These are two of the shots that a hired photographer gave them. They were not happy at all...that is why they gave me a chance!

And I found out I am getting paid! I was content with the 3 $40 bottles of wine.


Congrats on those wine bottle shots and getting paid! :D
Your shots are definitely waaay better and far more creative than the photographer they hired.

Camerajunkie
10-01-2008, 03:13 PM
I'm glad they liked them. I wasn't a fan of looking up at the bottles but if the people who are paying you like them, then you're great!

aparmley
10-03-2008, 08:39 PM
Gsus - so far so good man. oops my bad, congrats on the job well done. I can't believe that other guy slept at night after getting paid for those. . . insane. you mopped the cellar floor with that hack.

The "Shine" you guys are referring to is what is called a "Specular Highlight" and they are very important, but they must be controlled and used appropriately. I'm still learning this stuff, but the strobist in me saw the spec. highlight right off and wished it was in another place.

I took a shot tonight of the closest thing I had to a wine bottle. Its not ideal for wine shots but it shows the label nicely:

http://farm4.static.flickr.com/3257/2910389485_b9225bbc04_b.jpg

I kept my spec highlights on the edges for separation.

For more info to help you in the future check out: http://strobist.blogspot.com/2007/07/lighting-102-unit-22-specular-highlight.html

gsusmaniac
10-03-2008, 08:55 PM
Thanks aparmley...that was a really good read! And that Cuervo shot...looks awesome.

Don Kondra
10-03-2008, 09:05 PM
Just a quick thought, better late than never :)

After all of my tests with my cobbled together light tent sitting on a light table I came up with a plan to make a permanent and easily assembled series of frames with fabric attached.

Then reality set in, time is money after all and just because I can build it doesn't mean it's the most efficient way to go :)

I ordered a Smith Victor LB-48 48" Light tent, total cost delivered $120.

40701

Cheers, Don

gsusmaniac
10-03-2008, 09:20 PM
Can we see some pics from it Don? Im interested!

Don Kondra
10-03-2008, 11:30 PM
Oh, you'll be seeing some pic's from it :cool:

Just ordered it today :D

Normally takes a couple of weeks to arrive here in the soon to be frozen north, sigh....

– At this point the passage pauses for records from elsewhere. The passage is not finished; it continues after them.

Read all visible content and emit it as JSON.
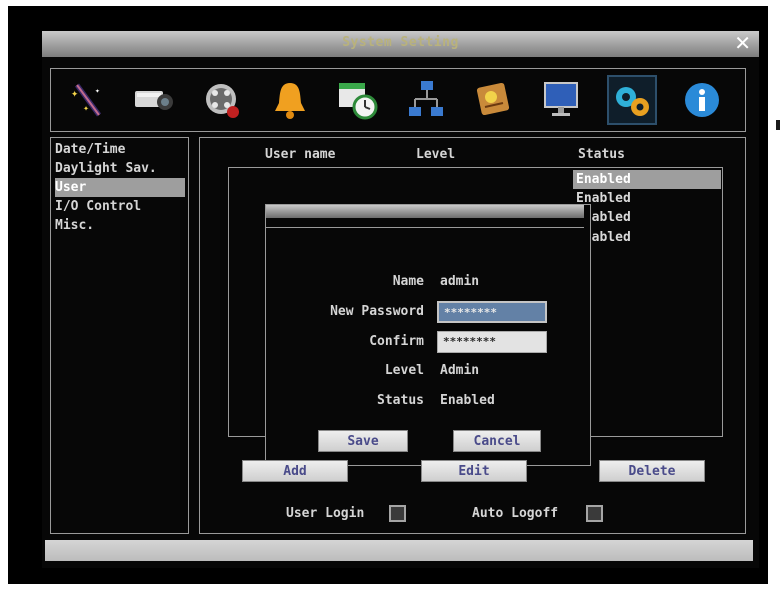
{
  "window": {
    "title": "System Setting"
  },
  "toolbar": {
    "icons": [
      "wizard-icon",
      "camera-icon",
      "record-icon",
      "alarm-icon",
      "schedule-icon",
      "network-icon",
      "event-icon",
      "display-icon",
      "system-icon",
      "info-icon"
    ]
  },
  "sidebar": {
    "items": [
      {
        "label": "Date/Time"
      },
      {
        "label": "Daylight Sav."
      },
      {
        "label": "User"
      },
      {
        "label": "I/O Control"
      },
      {
        "label": "Misc."
      }
    ]
  },
  "table": {
    "headers": {
      "user_name": "User name",
      "level": "Level",
      "status": "Status"
    },
    "status_values": [
      "Enabled",
      "Enabled",
      "Enabled",
      "Enabled"
    ]
  },
  "dialog": {
    "name_label": "Name",
    "name_value": "admin",
    "new_password_label": "New Password",
    "new_password_value": "********",
    "confirm_label": "Confirm",
    "confirm_value": "********",
    "level_label": "Level",
    "level_value": "Admin",
    "status_label": "Status",
    "status_value": "Enabled",
    "save_label": "Save",
    "cancel_label": "Cancel"
  },
  "actions": {
    "add_label": "Add",
    "edit_label": "Edit",
    "delete_label": "Delete"
  },
  "options": {
    "user_login_label": "User Login",
    "auto_logoff_label": "Auto Logoff"
  },
  "colors": {
    "selection": "#9e9e9e",
    "focus_field": "#6381a6",
    "button_text": "#4a4b8a",
    "title_text": "#b9b27c"
  }
}
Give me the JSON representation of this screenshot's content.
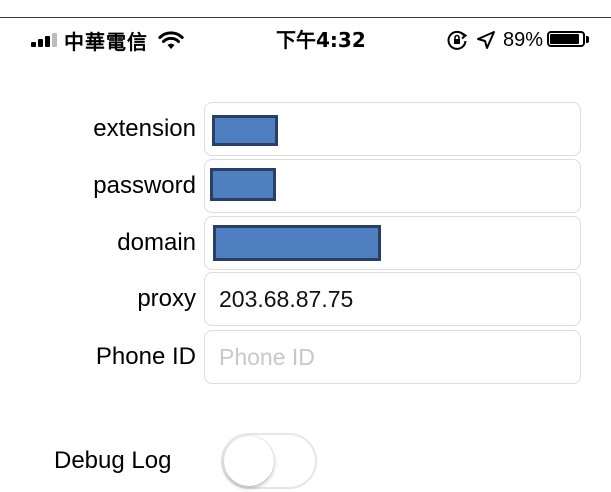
{
  "status_bar": {
    "carrier": "中華電信",
    "time": "下午4:32",
    "battery_percent": "89%",
    "battery_level": 0.89,
    "icons": [
      "signal-icon",
      "wifi-icon",
      "rotation-lock-icon",
      "location-arrow-icon",
      "battery-icon"
    ]
  },
  "form": {
    "extension": {
      "label": "extension",
      "value": "",
      "redacted": true
    },
    "password": {
      "label": "password",
      "value": "",
      "redacted": true
    },
    "domain": {
      "label": "domain",
      "value": "",
      "redacted": true
    },
    "proxy": {
      "label": "proxy",
      "value": "203.68.87.75"
    },
    "phone_id": {
      "label": "Phone ID",
      "value": "",
      "placeholder": "Phone ID"
    }
  },
  "debug_log": {
    "label": "Debug Log",
    "enabled": false
  },
  "colors": {
    "redaction_fill": "#4d7fc1",
    "redaction_border": "#2a3f66",
    "field_border": "#dcdcdc",
    "placeholder": "#c7c7cd"
  }
}
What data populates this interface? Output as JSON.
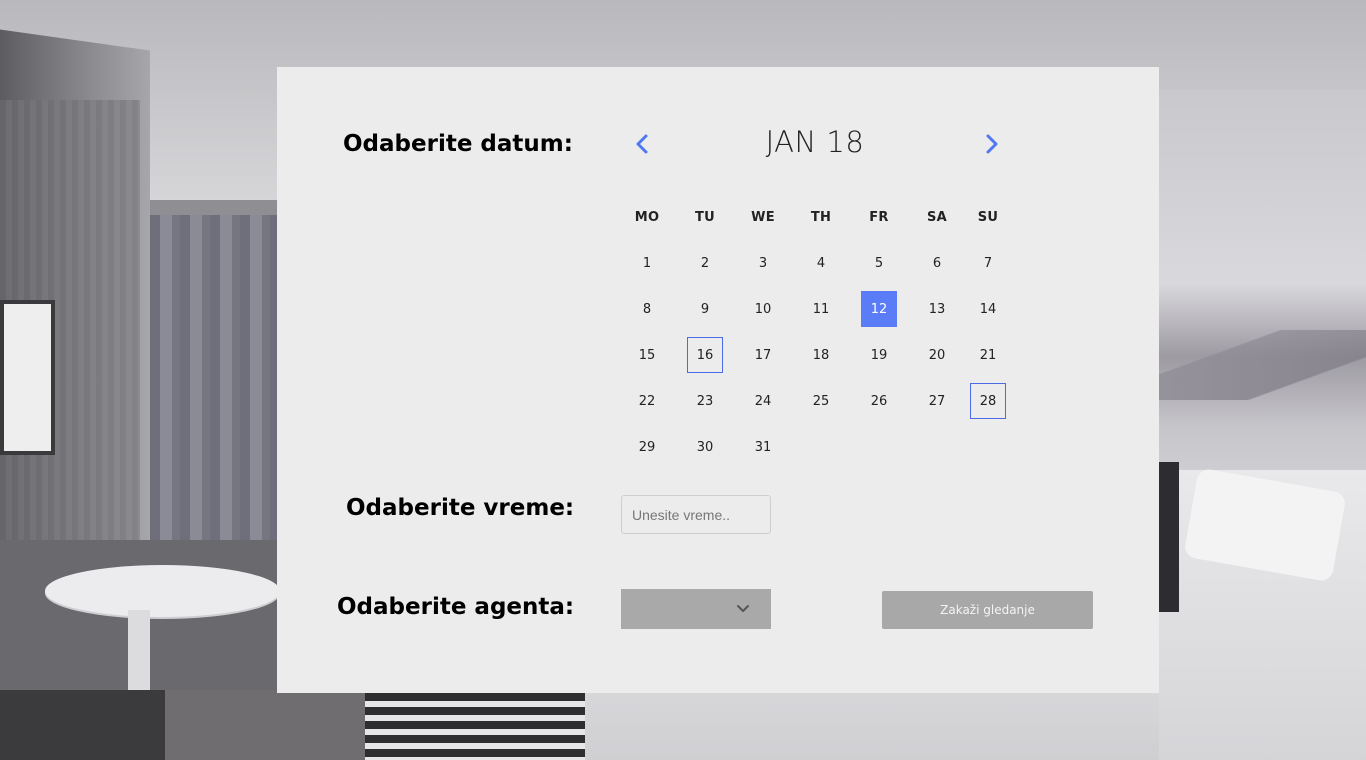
{
  "labels": {
    "date": "Odaberite datum:",
    "time": "Odaberite vreme:",
    "agent": "Odaberite agenta:"
  },
  "calendar": {
    "month_title": "JAN 18",
    "weekdays": [
      "MO",
      "TU",
      "WE",
      "TH",
      "FR",
      "SA",
      "SU"
    ],
    "days": [
      "1",
      "2",
      "3",
      "4",
      "5",
      "6",
      "7",
      "8",
      "9",
      "10",
      "11",
      "12",
      "13",
      "14",
      "15",
      "16",
      "17",
      "18",
      "19",
      "20",
      "21",
      "22",
      "23",
      "24",
      "25",
      "26",
      "27",
      "28",
      "29",
      "30",
      "31"
    ],
    "selected_day": "12",
    "marked_days": [
      "16",
      "28"
    ]
  },
  "time_input": {
    "placeholder": "Unesite vreme..",
    "value": ""
  },
  "agent_select": {
    "value": ""
  },
  "submit_button": {
    "label": "Zakaži gledanje"
  },
  "icons": {
    "prev": "chevron-left-icon",
    "next": "chevron-right-icon",
    "dropdown": "chevron-down-icon"
  },
  "colors": {
    "accent": "#5a7cf6",
    "panel": "#ececec",
    "button": "#a8a8a8"
  }
}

Cheers, Don

Esoterra
10-04-2008, 12:17 PM
Aparmley, you have a excellent understanding of fill flash and lighting. I like this a lot.

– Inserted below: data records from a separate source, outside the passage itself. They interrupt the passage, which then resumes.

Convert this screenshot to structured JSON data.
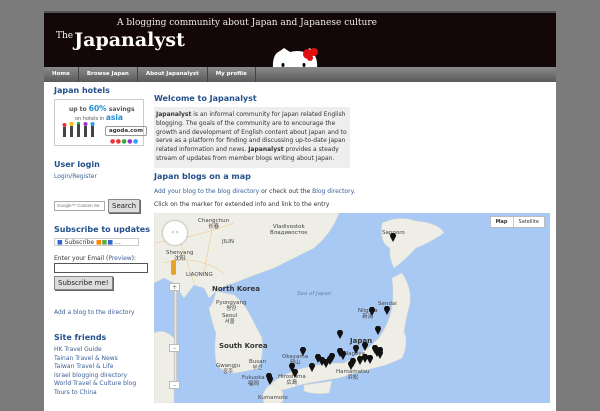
{
  "header": {
    "tagline": "A blogging community about Japan and Japanese culture",
    "logo_prefix": "The",
    "logo": "Japanalyst"
  },
  "nav": [
    "Home",
    "Browse Japan",
    "About Japanalyst",
    "My profile"
  ],
  "sidebar": {
    "hotels_title": "Japan hotels",
    "ad": {
      "line1": "up to",
      "pct": "60%",
      "line1b": "savings",
      "line2": "on hotels in",
      "region": "asia",
      "brand": "agoda.com"
    },
    "login_title": "User login",
    "login_link": "Login/Register",
    "search_placeholder": "Google™ Custom Se",
    "search_button": "Search",
    "subscribe_title": "Subscribe to updates",
    "subscribe_badge": "Subscribe",
    "email_label": "Enter your Email (",
    "email_preview": "Preview",
    "email_label_end": "):",
    "subscribe_button": "Subscribe me!",
    "add_blog": "Add a blog to the directory",
    "friends_title": "Site friends",
    "friends": [
      "HK Travel Guide",
      "Tainan Travel & News",
      "Taiwan Travel & Life",
      "Israel blogging directory",
      "World Travel & Culture blog",
      "Tours to China"
    ]
  },
  "main": {
    "welcome_title": "Welcome to Japanalyst",
    "intro_bold1": "Japanalyst",
    "intro_text1": " is an informal community for Japan related English blogging. The goals of the community are to encourage the growth and development of English content about Japan and to serve as a platform for finding and discussing up-to-date Japan related information and news. ",
    "intro_bold2": "Japanalyst",
    "intro_text2": " provides a steady stream of updates from member blogs writing about Japan.",
    "map_title": "Japan blogs on a map",
    "add_link": "Add your blog to the blog directory",
    "mid_text": " or check out the ",
    "dir_link": "Blog directory",
    "click_text": "Click on the marker for extended info and link to the entry"
  },
  "map": {
    "types": [
      "Map",
      "Satellite"
    ],
    "labels": {
      "changchun": "Changchun\n长春",
      "jilin": "JILIN",
      "vladivostok": "Vladivostok\nВладивосток",
      "shenyang": "Shenyang\n沈阳",
      "liaoning": "LIAONING",
      "north_korea": "North Korea",
      "pyongyang": "Pyongyang\n평양",
      "seoul": "Seoul\n서울",
      "south_korea": "South Korea",
      "gwangju": "Gwangju\n광주",
      "busan": "Busan\n부산",
      "fukuoka": "Fukuoka\n福岡",
      "kumamoto": "Kumamoto",
      "hiroshima": "Hiroshima\n広島",
      "okayama": "Okayama\n岡山",
      "nagoya": "Nagoya",
      "hamamatsu": "Hamamatsu\n浜松",
      "japan": "Japan",
      "niigata": "Niigata\n新潟",
      "sendai": "Sendai",
      "sapporo": "Sapporo",
      "sea": "Sea of Japan"
    }
  }
}
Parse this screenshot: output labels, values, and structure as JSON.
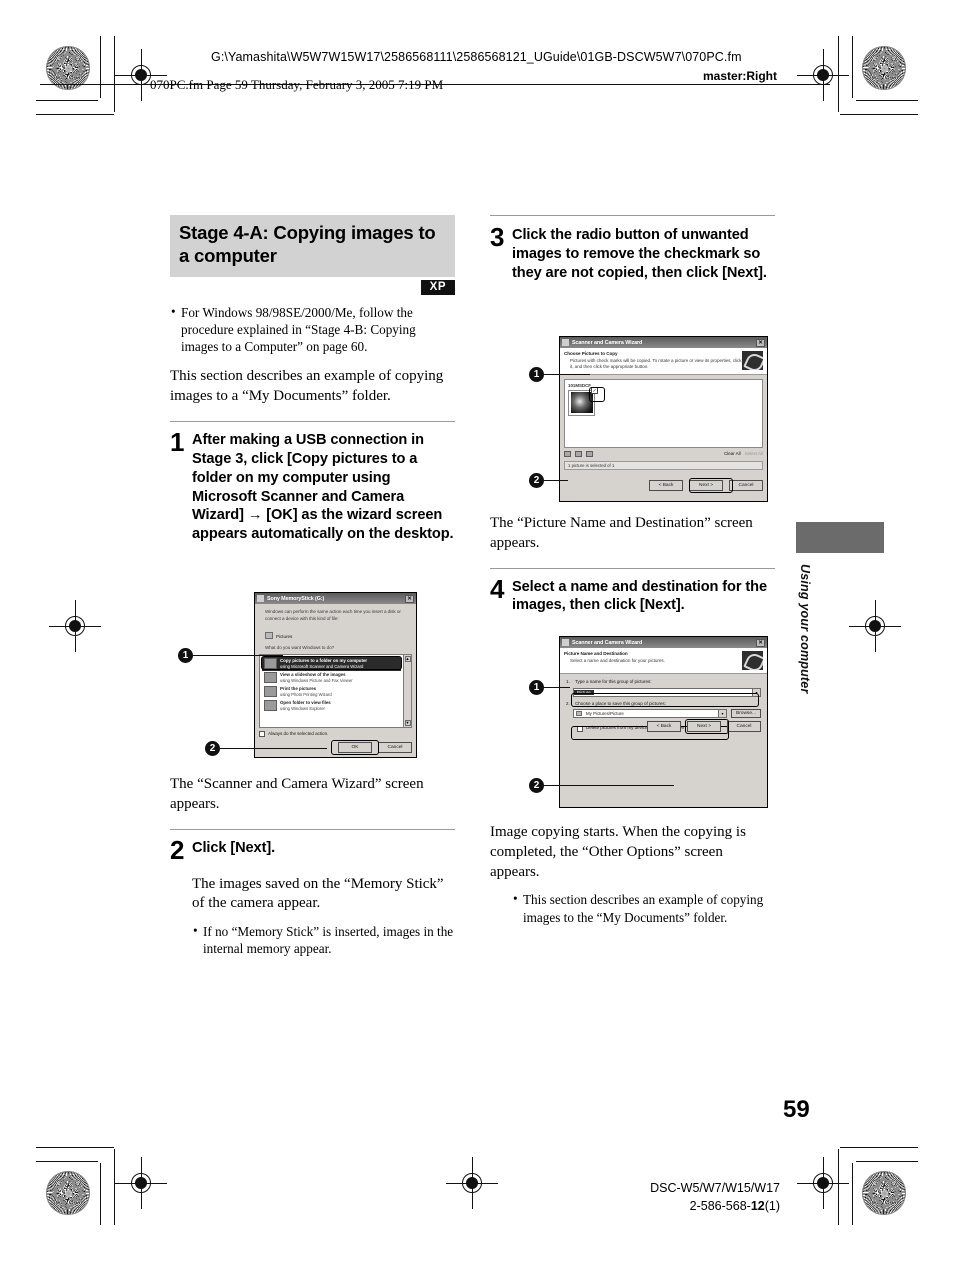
{
  "header": {
    "path": "G:\\Yamashita\\W5W7W15W17\\2586568111\\2586568121_UGuide\\01GB-DSCW5W7\\070PC.fm",
    "master": "master:Right",
    "file_line": "070PC.fm  Page 59  Thursday, February 3, 2005  7:19 PM"
  },
  "left_column": {
    "title": "Stage 4-A: Copying images to a computer",
    "xp_badge": "XP",
    "note_bullet": "For Windows 98/98SE/2000/Me, follow the procedure explained in “Stage 4-B: Copying images to a Computer” on page 60.",
    "intro": "This section describes an example of copying images to a “My Documents” folder.",
    "step1": {
      "number": "1",
      "text": "After making a USB connection in Stage 3, click [Copy pictures to a folder on my computer using Microsoft Scanner and Camera Wizard] → [OK] as the wizard screen appears automatically on the desktop.",
      "caption": "The “Scanner and Camera Wizard” screen appears.",
      "callouts": [
        "1",
        "2"
      ]
    },
    "step2": {
      "number": "2",
      "text": "Click [Next].",
      "caption": "The images saved on the “Memory Stick” of the camera appear.",
      "bullet": "If no “Memory Stick” is inserted, images in the internal memory appear."
    }
  },
  "right_column": {
    "step3": {
      "number": "3",
      "text": "Click the radio button of unwanted images to remove the checkmark so they are not copied, then click [Next].",
      "caption": "The “Picture Name and Destination” screen appears.",
      "callouts": [
        "1",
        "2"
      ]
    },
    "step4": {
      "number": "4",
      "text": "Select a name and destination for the images, then click [Next].",
      "caption": "Image copying starts. When the copying is completed, the “Other Options” screen appears.",
      "bullet": "This section describes an example of copying images to the “My Documents” folder.",
      "callouts": [
        "1",
        "2"
      ]
    }
  },
  "dialog_memorystick": {
    "title": "Sony MemoryStick (G:)",
    "close_glyph": "✕",
    "intro": "Windows can perform the same action each time you insert a disk or connect a device with this kind of file:",
    "kind_label": "Pictures",
    "question": "What do you want Windows to do?",
    "options": [
      {
        "title": "Copy pictures to a folder on my computer",
        "sub": "using Microsoft Scanner and Camera Wizard",
        "selected": true
      },
      {
        "title": "View a slideshow of the images",
        "sub": "using Windows Picture and Fax Viewer",
        "selected": false
      },
      {
        "title": "Print the pictures",
        "sub": "using Photo Printing Wizard",
        "selected": false
      },
      {
        "title": "Open folder to view files",
        "sub": "using Windows Explorer",
        "selected": false
      }
    ],
    "checkbox": "Always do the selected action.",
    "ok": "OK",
    "cancel": "Cancel",
    "scroll_up": "▲",
    "scroll_down": "▼"
  },
  "dialog_choose_pictures": {
    "title": "Scanner and Camera Wizard",
    "close_glyph": "✕",
    "heading": "Choose Pictures to Copy",
    "sub": "Pictures with check marks will be copied. To rotate a picture or view its properties, click it, and then click the appropriate button.",
    "group_label": "101MSDCF",
    "thumb_check": "✓",
    "clear_all": "Clear All",
    "select_all": "Select All",
    "status": "1 picture is selected of 1",
    "back": "< Back",
    "next": "Next >",
    "cancel": "Cancel"
  },
  "dialog_name_destination": {
    "title": "Scanner and Camera Wizard",
    "close_glyph": "✕",
    "heading": "Picture Name and Destination",
    "sub": "Select a name and destination for your pictures.",
    "field1_num": "1.",
    "field1_label": "Type a name for this group of pictures:",
    "field1_value": "Picture",
    "field2_num": "2.",
    "field2_label": "Choose a place to save this group of pictures:",
    "field2_value": "My Pictures\\Picture",
    "browse": "Browse...",
    "checkbox": "Delete pictures from my device after copying them",
    "combo_arrow": "▾",
    "back": "< Back",
    "next": "Next >",
    "cancel": "Cancel"
  },
  "side_tab": {
    "label": "Using your computer"
  },
  "footer": {
    "page_number": "59",
    "model": "DSC-W5/W7/W15/W17",
    "part_prefix": "2-586-568-",
    "part_bold": "12",
    "part_suffix": "(1)"
  }
}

I'd love to try shooting some wine - I'd probably start with set up like this:

http://farm4.static.flickr.com/3292/2888406363_0308b8cca3.jpg

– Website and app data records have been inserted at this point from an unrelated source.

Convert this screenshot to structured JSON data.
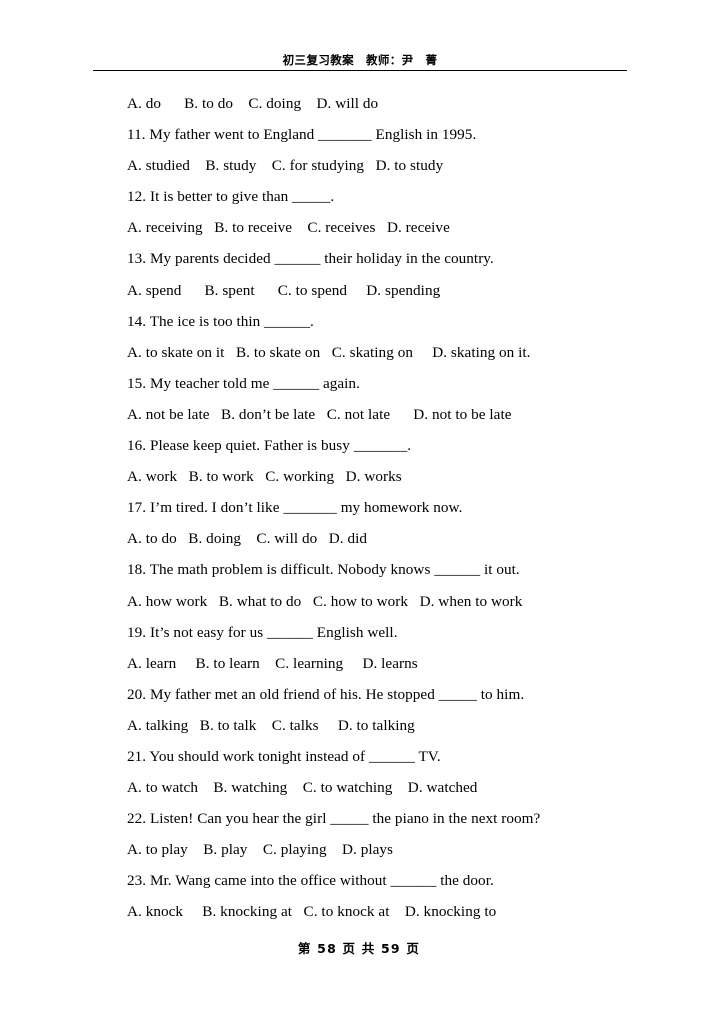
{
  "header": {
    "text": "初三复习教案　教师：尹　菁"
  },
  "footer": {
    "text": "第 58 页 共 59 页",
    "current_page": 58,
    "total_pages": 59
  },
  "body": {
    "lines": [
      {
        "type": "options",
        "text": "A. do      B. to do    C. doing    D. will do"
      },
      {
        "type": "question",
        "text": "11. My father went to England _______ English in 1995."
      },
      {
        "type": "options",
        "text": "A. studied    B. study    C. for studying   D. to study"
      },
      {
        "type": "question",
        "text": "12. It is better to give than _____."
      },
      {
        "type": "options",
        "text": "A. receiving   B. to receive    C. receives   D. receive"
      },
      {
        "type": "question",
        "text": "13. My parents decided ______ their holiday in the country."
      },
      {
        "type": "options",
        "text": "A. spend      B. spent      C. to spend     D. spending"
      },
      {
        "type": "question",
        "text": "14. The ice is too thin ______."
      },
      {
        "type": "options",
        "text": "A. to skate on it   B. to skate on   C. skating on     D. skating on it."
      },
      {
        "type": "question",
        "text": "15. My teacher told me ______ again."
      },
      {
        "type": "options",
        "text": "A. not be late   B. don’t be late   C. not late      D. not to be late"
      },
      {
        "type": "question",
        "text": "16. Please keep quiet. Father is busy _______."
      },
      {
        "type": "options",
        "text": "A. work   B. to work   C. working   D. works"
      },
      {
        "type": "question",
        "text": "17. I’m tired. I don’t like _______ my homework now."
      },
      {
        "type": "options",
        "text": "A. to do   B. doing    C. will do   D. did"
      },
      {
        "type": "question",
        "text": "18. The math problem is difficult. Nobody knows ______ it out."
      },
      {
        "type": "options",
        "text": "A. how work   B. what to do   C. how to work   D. when to work"
      },
      {
        "type": "question",
        "text": "19. It’s not easy for us ______ English well."
      },
      {
        "type": "options",
        "text": "A. learn     B. to learn    C. learning     D. learns"
      },
      {
        "type": "question",
        "text": "20. My father met an old friend of his. He stopped _____ to him."
      },
      {
        "type": "options",
        "text": "A. talking   B. to talk    C. talks     D. to talking"
      },
      {
        "type": "question",
        "text": "21. You should work tonight instead of ______ TV."
      },
      {
        "type": "options",
        "text": "A. to watch    B. watching    C. to watching    D. watched"
      },
      {
        "type": "question",
        "text": "22. Listen! Can you hear the girl _____ the piano in the next room?"
      },
      {
        "type": "options",
        "text": "A. to play    B. play    C. playing    D. plays"
      },
      {
        "type": "question",
        "text": "23. Mr. Wang came into the office without ______ the door."
      },
      {
        "type": "options",
        "text": "A. knock     B. knocking at   C. to knock at    D. knocking to"
      }
    ],
    "questions": [
      {
        "number": 11,
        "stem": "My father went to England _______ English in 1995.",
        "options": [
          "A. studied",
          "B. study",
          "C. for studying",
          "D. to study"
        ]
      },
      {
        "number": 12,
        "stem": "It is better to give than _____.",
        "options": [
          "A. receiving",
          "B. to receive",
          "C. receives",
          "D. receive"
        ]
      },
      {
        "number": 13,
        "stem": "My parents decided ______ their holiday in the country.",
        "options": [
          "A. spend",
          "B. spent",
          "C. to spend",
          "D. spending"
        ]
      },
      {
        "number": 14,
        "stem": "The ice is too thin ______.",
        "options": [
          "A. to skate on it",
          "B. to skate on",
          "C. skating on",
          "D. skating on it."
        ]
      },
      {
        "number": 15,
        "stem": "My teacher told me ______ again.",
        "options": [
          "A. not be late",
          "B. don’t be late",
          "C. not late",
          "D. not to be late"
        ]
      },
      {
        "number": 16,
        "stem": "Please keep quiet. Father is busy _______.",
        "options": [
          "A. work",
          "B. to work",
          "C. working",
          "D. works"
        ]
      },
      {
        "number": 17,
        "stem": "I’m tired. I don’t like _______ my homework now.",
        "options": [
          "A. to do",
          "B. doing",
          "C. will do",
          "D. did"
        ]
      },
      {
        "number": 18,
        "stem": "The math problem is difficult. Nobody knows ______ it out.",
        "options": [
          "A. how work",
          "B. what to do",
          "C. how to work",
          "D. when to work"
        ]
      },
      {
        "number": 19,
        "stem": "It’s not easy for us ______ English well.",
        "options": [
          "A. learn",
          "B. to learn",
          "C. learning",
          "D. learns"
        ]
      },
      {
        "number": 20,
        "stem": "My father met an old friend of his. He stopped _____ to him.",
        "options": [
          "A. talking",
          "B. to talk",
          "C. talks",
          "D. to talking"
        ]
      },
      {
        "number": 21,
        "stem": "You should work tonight instead of ______ TV.",
        "options": [
          "A. to watch",
          "B. watching",
          "C. to watching",
          "D. watched"
        ]
      },
      {
        "number": 22,
        "stem": "Listen! Can you hear the girl _____ the piano in the next room?",
        "options": [
          "A. to play",
          "B. play",
          "C. playing",
          "D. plays"
        ]
      },
      {
        "number": 23,
        "stem": "Mr. Wang came into the office without ______ the door.",
        "options": [
          "A. knock",
          "B. knocking at",
          "C. to knock at",
          "D. knocking to"
        ]
      }
    ],
    "partial_first_line_options": [
      "A. do",
      "B. to do",
      "C. doing",
      "D. will do"
    ]
  }
}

Which then will give you something like:

http://farm4.static.flickr.com/3163/2888406141_ffcc6748ec.jpg

Good luck.

aparmley
10-04-2008, 04:31 PM
Thank you very much Chris - it feels like I'm just barely scratching the surface.